Talks between the Minister, Cathedral representatives, Church of Scotland legal advisers and Historic Scotland are on going regarding the future funding of the care and maintenance of the Cathedral’s fabric. Historic Scotland have let it be known that their proposal to introduce entry charges is indefinitely postponed pending satisfactory funding alternatives being agreed.
Meanwhile the online and paper petition, which had gathered nearly 5,000 signatures, has been closed and presented. It is currently with the Parliament Petitions Office and MPs and MSPs are aware of its content. Many have expressed their support for our opposition to admission charges and are making their views known to the Cabinet Secretary for Culture and to Historic Scotland. Thus pressure is being maintained without jeopardizing positive outcomes from the discussions of other ways of raising the necessary revenue.
As these are agreed and implemented we will report again via The Chronicle and here on the website.

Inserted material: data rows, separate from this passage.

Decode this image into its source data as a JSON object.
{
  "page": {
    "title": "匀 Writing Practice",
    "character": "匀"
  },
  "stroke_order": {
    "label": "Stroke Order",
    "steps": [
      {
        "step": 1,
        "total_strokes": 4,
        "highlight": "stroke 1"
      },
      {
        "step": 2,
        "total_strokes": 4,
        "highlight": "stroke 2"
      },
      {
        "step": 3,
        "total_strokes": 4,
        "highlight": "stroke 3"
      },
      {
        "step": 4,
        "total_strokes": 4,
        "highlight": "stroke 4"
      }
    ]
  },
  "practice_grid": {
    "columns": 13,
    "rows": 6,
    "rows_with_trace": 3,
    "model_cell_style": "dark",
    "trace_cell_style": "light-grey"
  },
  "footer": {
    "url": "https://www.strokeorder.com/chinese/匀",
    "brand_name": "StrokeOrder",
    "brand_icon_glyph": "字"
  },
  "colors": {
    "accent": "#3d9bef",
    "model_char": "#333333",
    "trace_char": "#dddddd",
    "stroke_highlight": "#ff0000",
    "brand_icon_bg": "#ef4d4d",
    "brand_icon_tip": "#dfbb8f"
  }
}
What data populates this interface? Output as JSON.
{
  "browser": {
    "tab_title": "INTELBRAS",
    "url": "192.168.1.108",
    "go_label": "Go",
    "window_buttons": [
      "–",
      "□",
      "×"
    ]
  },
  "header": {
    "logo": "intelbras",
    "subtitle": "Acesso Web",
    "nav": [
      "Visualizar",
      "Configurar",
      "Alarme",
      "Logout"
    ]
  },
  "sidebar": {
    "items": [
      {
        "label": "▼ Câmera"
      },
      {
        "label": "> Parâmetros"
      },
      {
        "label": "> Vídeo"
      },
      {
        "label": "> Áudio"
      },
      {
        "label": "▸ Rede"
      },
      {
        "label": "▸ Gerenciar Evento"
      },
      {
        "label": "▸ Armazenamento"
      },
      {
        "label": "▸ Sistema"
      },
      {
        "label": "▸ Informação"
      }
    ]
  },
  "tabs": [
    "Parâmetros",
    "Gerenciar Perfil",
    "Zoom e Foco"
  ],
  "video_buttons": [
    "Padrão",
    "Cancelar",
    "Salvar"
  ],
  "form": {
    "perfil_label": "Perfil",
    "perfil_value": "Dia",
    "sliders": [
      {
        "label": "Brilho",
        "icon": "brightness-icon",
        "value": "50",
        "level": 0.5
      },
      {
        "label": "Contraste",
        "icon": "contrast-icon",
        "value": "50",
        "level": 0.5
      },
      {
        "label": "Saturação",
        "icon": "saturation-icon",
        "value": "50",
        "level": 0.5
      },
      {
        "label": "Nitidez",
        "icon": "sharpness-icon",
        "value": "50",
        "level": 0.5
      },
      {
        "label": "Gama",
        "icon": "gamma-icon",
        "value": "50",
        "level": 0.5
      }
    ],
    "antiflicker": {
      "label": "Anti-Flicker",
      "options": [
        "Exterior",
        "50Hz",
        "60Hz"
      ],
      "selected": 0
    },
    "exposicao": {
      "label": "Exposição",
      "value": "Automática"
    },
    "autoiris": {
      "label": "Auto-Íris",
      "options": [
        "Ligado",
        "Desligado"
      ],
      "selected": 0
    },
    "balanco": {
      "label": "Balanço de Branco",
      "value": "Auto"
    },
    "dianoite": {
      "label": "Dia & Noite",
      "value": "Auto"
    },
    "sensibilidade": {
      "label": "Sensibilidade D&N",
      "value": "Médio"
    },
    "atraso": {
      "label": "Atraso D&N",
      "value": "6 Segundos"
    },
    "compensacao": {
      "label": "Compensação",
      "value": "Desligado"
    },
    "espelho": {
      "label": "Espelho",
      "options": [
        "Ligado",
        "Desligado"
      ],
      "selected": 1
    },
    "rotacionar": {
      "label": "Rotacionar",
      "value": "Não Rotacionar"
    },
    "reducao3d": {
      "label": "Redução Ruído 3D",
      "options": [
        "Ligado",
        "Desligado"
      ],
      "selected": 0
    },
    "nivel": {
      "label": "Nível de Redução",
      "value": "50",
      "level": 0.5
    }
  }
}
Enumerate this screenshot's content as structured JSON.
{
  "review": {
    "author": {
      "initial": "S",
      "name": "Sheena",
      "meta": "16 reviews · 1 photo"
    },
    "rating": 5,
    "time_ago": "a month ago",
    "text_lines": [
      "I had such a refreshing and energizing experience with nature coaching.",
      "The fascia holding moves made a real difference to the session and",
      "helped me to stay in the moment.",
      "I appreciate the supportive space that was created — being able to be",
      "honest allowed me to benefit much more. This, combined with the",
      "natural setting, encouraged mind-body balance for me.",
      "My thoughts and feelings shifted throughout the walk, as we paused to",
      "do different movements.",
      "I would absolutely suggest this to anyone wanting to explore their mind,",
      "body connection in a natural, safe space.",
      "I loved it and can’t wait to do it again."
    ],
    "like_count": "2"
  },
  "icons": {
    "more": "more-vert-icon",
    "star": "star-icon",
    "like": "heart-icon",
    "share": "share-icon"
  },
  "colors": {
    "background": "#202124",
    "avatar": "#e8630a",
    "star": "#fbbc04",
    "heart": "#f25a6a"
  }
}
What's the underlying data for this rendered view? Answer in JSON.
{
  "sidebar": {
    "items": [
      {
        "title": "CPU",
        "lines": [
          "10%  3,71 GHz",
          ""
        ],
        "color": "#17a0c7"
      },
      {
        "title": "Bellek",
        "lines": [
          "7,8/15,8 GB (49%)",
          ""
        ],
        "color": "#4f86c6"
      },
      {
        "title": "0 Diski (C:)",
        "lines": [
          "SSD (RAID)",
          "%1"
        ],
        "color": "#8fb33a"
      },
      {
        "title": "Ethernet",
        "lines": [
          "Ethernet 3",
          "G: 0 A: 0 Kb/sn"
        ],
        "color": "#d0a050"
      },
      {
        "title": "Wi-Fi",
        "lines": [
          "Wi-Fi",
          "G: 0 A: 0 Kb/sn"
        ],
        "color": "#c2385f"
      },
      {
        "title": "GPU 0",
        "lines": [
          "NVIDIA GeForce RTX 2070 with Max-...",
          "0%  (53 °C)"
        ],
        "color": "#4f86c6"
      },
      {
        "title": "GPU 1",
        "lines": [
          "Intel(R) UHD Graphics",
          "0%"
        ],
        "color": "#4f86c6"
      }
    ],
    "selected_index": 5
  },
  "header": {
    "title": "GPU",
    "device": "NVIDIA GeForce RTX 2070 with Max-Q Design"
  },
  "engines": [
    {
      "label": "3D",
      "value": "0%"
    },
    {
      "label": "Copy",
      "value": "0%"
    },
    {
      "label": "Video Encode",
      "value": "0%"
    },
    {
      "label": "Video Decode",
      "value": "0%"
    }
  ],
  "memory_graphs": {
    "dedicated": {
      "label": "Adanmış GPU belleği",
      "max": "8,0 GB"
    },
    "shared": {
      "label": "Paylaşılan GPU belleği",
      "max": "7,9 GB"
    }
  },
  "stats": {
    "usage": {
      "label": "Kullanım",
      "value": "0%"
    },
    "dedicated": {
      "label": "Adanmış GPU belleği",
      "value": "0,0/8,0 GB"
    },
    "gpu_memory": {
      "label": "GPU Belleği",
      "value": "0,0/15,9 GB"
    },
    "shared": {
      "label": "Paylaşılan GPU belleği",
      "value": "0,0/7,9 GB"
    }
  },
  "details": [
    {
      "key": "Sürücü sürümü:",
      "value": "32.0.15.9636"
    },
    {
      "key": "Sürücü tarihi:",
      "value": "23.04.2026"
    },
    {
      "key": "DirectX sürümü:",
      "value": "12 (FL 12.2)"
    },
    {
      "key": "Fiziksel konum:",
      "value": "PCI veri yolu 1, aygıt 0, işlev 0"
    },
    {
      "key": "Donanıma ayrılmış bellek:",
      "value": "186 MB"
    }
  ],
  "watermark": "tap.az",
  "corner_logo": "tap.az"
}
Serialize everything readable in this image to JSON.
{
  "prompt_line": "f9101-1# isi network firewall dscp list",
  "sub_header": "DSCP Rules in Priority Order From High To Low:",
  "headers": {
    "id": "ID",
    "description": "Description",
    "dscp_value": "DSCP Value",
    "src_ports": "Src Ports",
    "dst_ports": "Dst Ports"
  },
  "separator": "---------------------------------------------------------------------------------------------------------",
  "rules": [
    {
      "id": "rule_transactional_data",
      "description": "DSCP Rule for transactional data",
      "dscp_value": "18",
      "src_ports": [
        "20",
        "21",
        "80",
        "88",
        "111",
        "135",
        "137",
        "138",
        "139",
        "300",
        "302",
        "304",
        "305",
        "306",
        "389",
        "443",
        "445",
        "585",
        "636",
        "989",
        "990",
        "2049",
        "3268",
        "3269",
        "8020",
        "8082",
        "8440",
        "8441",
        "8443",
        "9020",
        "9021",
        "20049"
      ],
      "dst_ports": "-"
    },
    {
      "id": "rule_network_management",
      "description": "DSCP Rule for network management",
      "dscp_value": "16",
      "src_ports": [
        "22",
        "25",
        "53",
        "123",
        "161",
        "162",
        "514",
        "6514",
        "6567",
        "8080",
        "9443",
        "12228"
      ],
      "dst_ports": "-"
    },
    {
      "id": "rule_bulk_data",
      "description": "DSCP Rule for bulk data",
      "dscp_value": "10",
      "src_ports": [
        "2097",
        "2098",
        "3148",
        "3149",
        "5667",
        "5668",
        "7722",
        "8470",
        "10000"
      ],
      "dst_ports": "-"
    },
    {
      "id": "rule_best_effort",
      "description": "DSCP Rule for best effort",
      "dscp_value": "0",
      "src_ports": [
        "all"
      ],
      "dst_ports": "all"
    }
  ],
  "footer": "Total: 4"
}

Original Post:

For more than 800 years Glasgow’s St Mungo’s Cathedral has been serving its parish, city and country, and has been freely open to all who wish to enter. Historic Scotland (who have the care of its fabric and maintenance) intend to bring in admission charges at Glasgow Cathedral from the 1st April 2015. The reason for such a move has been stated to be due to financial pressures on Historic Scotland and the need to make ‘its properties’ pay.

 The stated position of the Kirk Session of Glasgow Cathedral is that The Church should be free to all who feel a need and desire to visit within its walls for any reason. Glasgow Cathedral is a living Church with a vibrant congregation and a mission as the “Mother Church of Glasgow” not simply a monument to the past to be exploited as a source of revenue.

Each day there are numerous people who use the Cathedral as a refuge and find the quiet opportunity for prayer and reflection of great benefit. For example, one can always find people, such as patients, relatives, friends and staff from the Royal Infirmary, which is located adjacent to Glasgow Cathedral, in quiet corners of the building, like the Nurses’ Chapel. Each week the Clergy receive and respond to many hundred “prayer requests” left in the Prayer Chapel. The Kirk Session feels that, to charge a four or five pound admission fee to people with such a need is totally unreasonable.

One member of the Kirk Session, Mary Thomson has begun an on-line petition, which is available at Please take a moment to sign.

Here’s a comment from Pamela B.

When I worked at the Royal Infirmary, I frequently spent some of my lunch hour praying in the Cathedral. I found it so helpful to find a quiet corner and bring concerns and praise to God during the working day. The cathedral is more than a tourist attraction: a place of spiritual strength to our city.
and Gordon P. 
This is a worshipping congregation, not simply an historic relic. If Historic Scotland accept their charitable aims and objectives to preserve it then they must also accept the charitable aims and objectives of its normal active use and cover that cost as well. Offering grants and (apparently) generous maintenance facilities does not qualify them to later impose onerous burdens on the normal use of the building by citizens and tax-payers of Glasgow and members of a worshipping congregation.